If there’s a place in the world that turned out nothing like what I expected, it’d be Thessaloniki, Greece. For years I thought it’d be a quiet, almost boring city where apart from studying, not much is happening. How wrong I was!
A few months ago I visited Thessaloniki for the first time and all my false ideas about the city were shattered by the end of the first day of my visit.
Everyday Life in Thessaloniki
Forget everything you know about the Balkans, because Thessaloniki is a truly unique place. I have noticed that Greek people don’t live to work, but rather work to live. Well, Thessalonians take this to a whole new level.
Great coffee shops lurk behind every corner and are particularly popular during lunch breaks, which comes as no surprise when you take into account how much Greeks love coffee.
Public transport is well organized and will do the job for just about any workday, but typically for Greek metropolitan cities, motorbikes and scooters are the prefered way to commute. The morning traffic may seem hectic at first, but it’s no match for the responsible ESL teacher.
As you commute, you will pass a few remarkable squares, including The Arch of Galerius and the Rotunda on Egnatia & Dimitrios Gounari Street.
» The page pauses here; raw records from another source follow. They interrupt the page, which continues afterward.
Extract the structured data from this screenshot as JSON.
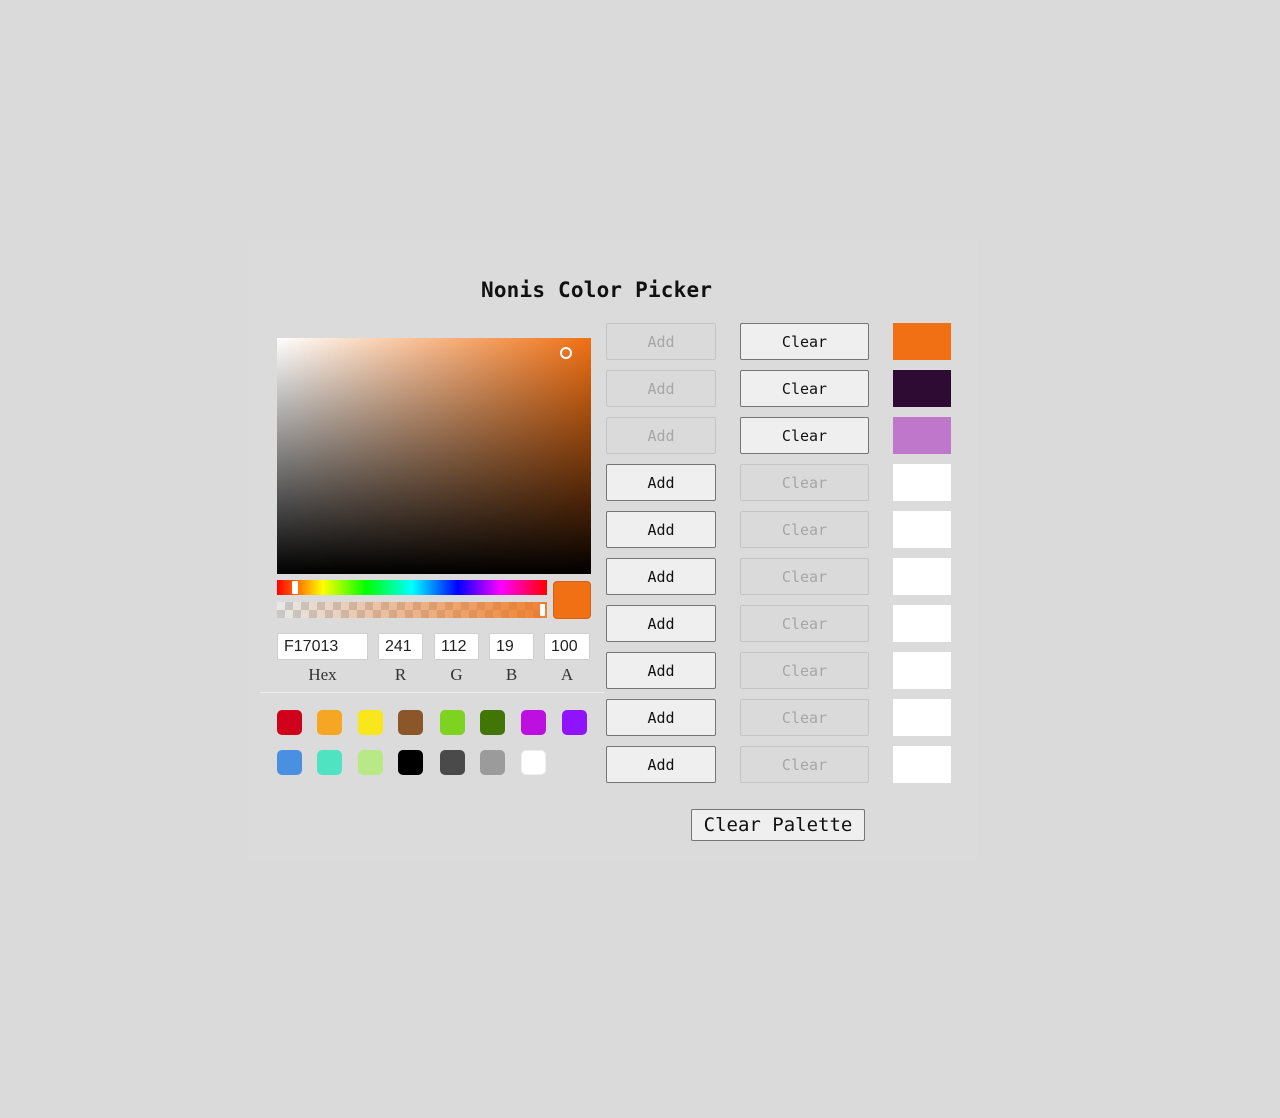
{
  "app": {
    "title": "Nonis Color Picker"
  },
  "picker": {
    "current_color": "#f17013",
    "hue_color": "#f17013",
    "hex": "F17013",
    "r": "241",
    "g": "112",
    "b": "19",
    "a": "100",
    "labels": {
      "hex": "Hex",
      "r": "R",
      "g": "G",
      "b": "B",
      "a": "A"
    }
  },
  "presets": [
    {
      "name": "red",
      "color": "#d0021b"
    },
    {
      "name": "orange",
      "color": "#f5a623"
    },
    {
      "name": "yellow",
      "color": "#f8e71c"
    },
    {
      "name": "brown",
      "color": "#8b572a"
    },
    {
      "name": "lime",
      "color": "#7ed321"
    },
    {
      "name": "dark-green",
      "color": "#417505"
    },
    {
      "name": "magenta",
      "color": "#bd10e0"
    },
    {
      "name": "purple",
      "color": "#9013fe"
    },
    {
      "name": "blue",
      "color": "#4a90e2"
    },
    {
      "name": "teal",
      "color": "#50e3c2"
    },
    {
      "name": "light-green",
      "color": "#b8e986"
    },
    {
      "name": "black",
      "color": "#000000"
    },
    {
      "name": "dark-gray",
      "color": "#4a4a4a"
    },
    {
      "name": "gray",
      "color": "#9b9b9b"
    },
    {
      "name": "white",
      "color": "#ffffff"
    }
  ],
  "palette": {
    "add_label": "Add",
    "clear_label": "Clear",
    "clear_palette_label": "Clear Palette",
    "slots": [
      {
        "color": "#f17013",
        "filled": true
      },
      {
        "color": "#2e0b33",
        "filled": true
      },
      {
        "color": "#bf77cc",
        "filled": true
      },
      {
        "color": "#ffffff",
        "filled": false
      },
      {
        "color": "#ffffff",
        "filled": false
      },
      {
        "color": "#ffffff",
        "filled": false
      },
      {
        "color": "#ffffff",
        "filled": false
      },
      {
        "color": "#ffffff",
        "filled": false
      },
      {
        "color": "#ffffff",
        "filled": false
      },
      {
        "color": "#ffffff",
        "filled": false
      }
    ]
  }
}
You will have to get used to constantly being surrounded by cultural sights, as Thessaloniki’s long history has left a lot of heritage.
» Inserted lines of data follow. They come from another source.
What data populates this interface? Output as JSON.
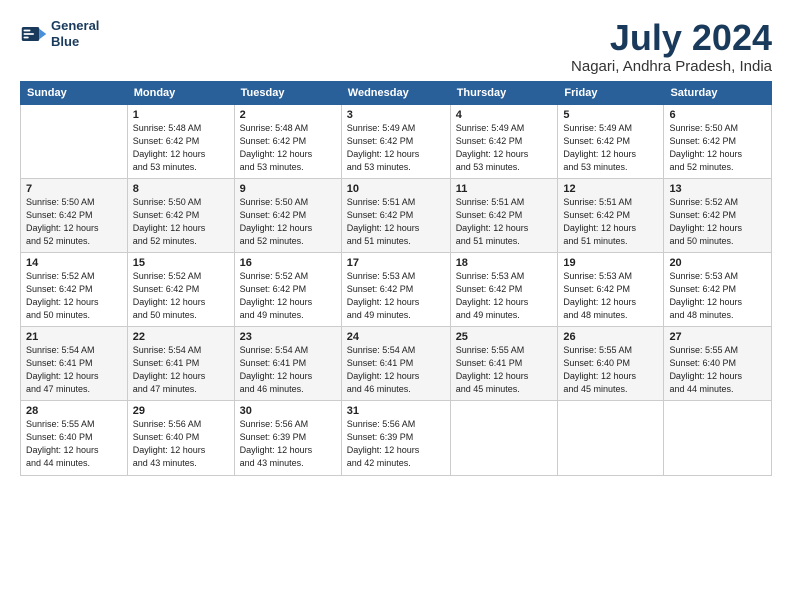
{
  "logo": {
    "line1": "General",
    "line2": "Blue"
  },
  "title": {
    "month_year": "July 2024",
    "location": "Nagari, Andhra Pradesh, India"
  },
  "weekdays": [
    "Sunday",
    "Monday",
    "Tuesday",
    "Wednesday",
    "Thursday",
    "Friday",
    "Saturday"
  ],
  "weeks": [
    [
      {
        "day": "",
        "info": ""
      },
      {
        "day": "1",
        "info": "Sunrise: 5:48 AM\nSunset: 6:42 PM\nDaylight: 12 hours\nand 53 minutes."
      },
      {
        "day": "2",
        "info": "Sunrise: 5:48 AM\nSunset: 6:42 PM\nDaylight: 12 hours\nand 53 minutes."
      },
      {
        "day": "3",
        "info": "Sunrise: 5:49 AM\nSunset: 6:42 PM\nDaylight: 12 hours\nand 53 minutes."
      },
      {
        "day": "4",
        "info": "Sunrise: 5:49 AM\nSunset: 6:42 PM\nDaylight: 12 hours\nand 53 minutes."
      },
      {
        "day": "5",
        "info": "Sunrise: 5:49 AM\nSunset: 6:42 PM\nDaylight: 12 hours\nand 53 minutes."
      },
      {
        "day": "6",
        "info": "Sunrise: 5:50 AM\nSunset: 6:42 PM\nDaylight: 12 hours\nand 52 minutes."
      }
    ],
    [
      {
        "day": "7",
        "info": "Sunrise: 5:50 AM\nSunset: 6:42 PM\nDaylight: 12 hours\nand 52 minutes."
      },
      {
        "day": "8",
        "info": "Sunrise: 5:50 AM\nSunset: 6:42 PM\nDaylight: 12 hours\nand 52 minutes."
      },
      {
        "day": "9",
        "info": "Sunrise: 5:50 AM\nSunset: 6:42 PM\nDaylight: 12 hours\nand 52 minutes."
      },
      {
        "day": "10",
        "info": "Sunrise: 5:51 AM\nSunset: 6:42 PM\nDaylight: 12 hours\nand 51 minutes."
      },
      {
        "day": "11",
        "info": "Sunrise: 5:51 AM\nSunset: 6:42 PM\nDaylight: 12 hours\nand 51 minutes."
      },
      {
        "day": "12",
        "info": "Sunrise: 5:51 AM\nSunset: 6:42 PM\nDaylight: 12 hours\nand 51 minutes."
      },
      {
        "day": "13",
        "info": "Sunrise: 5:52 AM\nSunset: 6:42 PM\nDaylight: 12 hours\nand 50 minutes."
      }
    ],
    [
      {
        "day": "14",
        "info": "Sunrise: 5:52 AM\nSunset: 6:42 PM\nDaylight: 12 hours\nand 50 minutes."
      },
      {
        "day": "15",
        "info": "Sunrise: 5:52 AM\nSunset: 6:42 PM\nDaylight: 12 hours\nand 50 minutes."
      },
      {
        "day": "16",
        "info": "Sunrise: 5:52 AM\nSunset: 6:42 PM\nDaylight: 12 hours\nand 49 minutes."
      },
      {
        "day": "17",
        "info": "Sunrise: 5:53 AM\nSunset: 6:42 PM\nDaylight: 12 hours\nand 49 minutes."
      },
      {
        "day": "18",
        "info": "Sunrise: 5:53 AM\nSunset: 6:42 PM\nDaylight: 12 hours\nand 49 minutes."
      },
      {
        "day": "19",
        "info": "Sunrise: 5:53 AM\nSunset: 6:42 PM\nDaylight: 12 hours\nand 48 minutes."
      },
      {
        "day": "20",
        "info": "Sunrise: 5:53 AM\nSunset: 6:42 PM\nDaylight: 12 hours\nand 48 minutes."
      }
    ],
    [
      {
        "day": "21",
        "info": "Sunrise: 5:54 AM\nSunset: 6:41 PM\nDaylight: 12 hours\nand 47 minutes."
      },
      {
        "day": "22",
        "info": "Sunrise: 5:54 AM\nSunset: 6:41 PM\nDaylight: 12 hours\nand 47 minutes."
      },
      {
        "day": "23",
        "info": "Sunrise: 5:54 AM\nSunset: 6:41 PM\nDaylight: 12 hours\nand 46 minutes."
      },
      {
        "day": "24",
        "info": "Sunrise: 5:54 AM\nSunset: 6:41 PM\nDaylight: 12 hours\nand 46 minutes."
      },
      {
        "day": "25",
        "info": "Sunrise: 5:55 AM\nSunset: 6:41 PM\nDaylight: 12 hours\nand 45 minutes."
      },
      {
        "day": "26",
        "info": "Sunrise: 5:55 AM\nSunset: 6:40 PM\nDaylight: 12 hours\nand 45 minutes."
      },
      {
        "day": "27",
        "info": "Sunrise: 5:55 AM\nSunset: 6:40 PM\nDaylight: 12 hours\nand 44 minutes."
      }
    ],
    [
      {
        "day": "28",
        "info": "Sunrise: 5:55 AM\nSunset: 6:40 PM\nDaylight: 12 hours\nand 44 minutes."
      },
      {
        "day": "29",
        "info": "Sunrise: 5:56 AM\nSunset: 6:40 PM\nDaylight: 12 hours\nand 43 minutes."
      },
      {
        "day": "30",
        "info": "Sunrise: 5:56 AM\nSunset: 6:39 PM\nDaylight: 12 hours\nand 43 minutes."
      },
      {
        "day": "31",
        "info": "Sunrise: 5:56 AM\nSunset: 6:39 PM\nDaylight: 12 hours\nand 42 minutes."
      },
      {
        "day": "",
        "info": ""
      },
      {
        "day": "",
        "info": ""
      },
      {
        "day": "",
        "info": ""
      }
    ]
  ]
}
The Life of Students and Teachers in Thessaloniki
It is here that Thessaloniki truly stands out from the crowd. Recent economic difficulties have led to a lot of demonstrations and social change. As laid back as Greeks are, they are not afraid to speak up, and Aristotle University is there to prove this. Massive banners hang on the facades of every faculty building. Students have even occupied a part of the biological faculty, and often host events and DIY music concerts there.
The American College of Thessaloniki is another great school, where many native speakers find employment. ESL teachers can also find jobs in the various private language schools in Thessaloniki, where they can earn around $1,000.
Teaching English about 25 hours per week is pretty typical for someone working at a private school, leaving plenty of opportunity for making a few extra bucks by working extra hours or giving private lessons.
A Nightlife That Will Surprise You
It was indeed Thessaloniki’s nightlife that caught me completely off-guard. On both my visits I spend a lot of time walking the busy streets of Central Macedonian city. You’d think a city this busy during the day sleeps at night, but you’d be wrong. I doubt that there are many cities with nightlife so busy it causes traffic jams at 4 AM.
Thessaloniki’s streets truly come to life after midnight. Crowds fill Tsimiski and Egnatia street, where the majority of bars and nightclubs are located. A place worth noting is Rover Bar, right in the heart of the city’s nightlife, where you can enjoy the liveliness of Greeks while singing along to the rocky tunes.
Thessaloniki is nicknamed The Co-Capital, but it has a character of its own that doesn’t fall behind Athens. If you are young at heart, you will fall in love with Thessaloniki and its many faces. You can easily fit in a trip up the historically interesting White Tower, a nice Mediterranean meal out, a walk around the city’s port, and a visit to one of the city’s orthodox churches all in one day.
The live and constantly evolving city will keep you interested throughout your time teaching English abroad. Head over to LanguageCorps and find out how you can live and work in Greece!